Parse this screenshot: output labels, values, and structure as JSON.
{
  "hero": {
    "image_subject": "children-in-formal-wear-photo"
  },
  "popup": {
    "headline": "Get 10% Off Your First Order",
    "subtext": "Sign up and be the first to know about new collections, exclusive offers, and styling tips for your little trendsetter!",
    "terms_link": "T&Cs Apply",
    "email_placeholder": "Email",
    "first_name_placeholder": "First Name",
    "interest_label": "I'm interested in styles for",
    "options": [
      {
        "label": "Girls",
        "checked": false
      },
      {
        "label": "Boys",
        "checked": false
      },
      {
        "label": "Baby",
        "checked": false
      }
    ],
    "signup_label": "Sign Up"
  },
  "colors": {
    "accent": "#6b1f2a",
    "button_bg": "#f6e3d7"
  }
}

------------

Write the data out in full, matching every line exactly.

Parse this screenshot: output labels, values, and structure as JSON.
{
  "hero": {
    "image_subject": "children-in-formal-wear-photo"
  },
  "popup": {
    "headline": "Get 10% Off Your First Order",
    "subtext": "Sign up and be the first to know about new collections, exclusive offers, and styling tips for your little trendsetter!",
    "terms_link": "T&Cs Apply",
    "email_placeholder": "Email",
    "first_name_placeholder": "First Name",
    "interest_label": "I'm interested in styles for",
    "options": [
      {
        "label": "Girls",
        "checked": false
      },
      {
        "label": "Boys",
        "checked": false
      },
      {
        "label": "Baby",
        "checked": false
      }
    ],
    "signup_label": "Sign Up"
  },
  "colors": {
    "accent": "#6b1f2a",
    "button_bg": "#f6e3d7"
  }
}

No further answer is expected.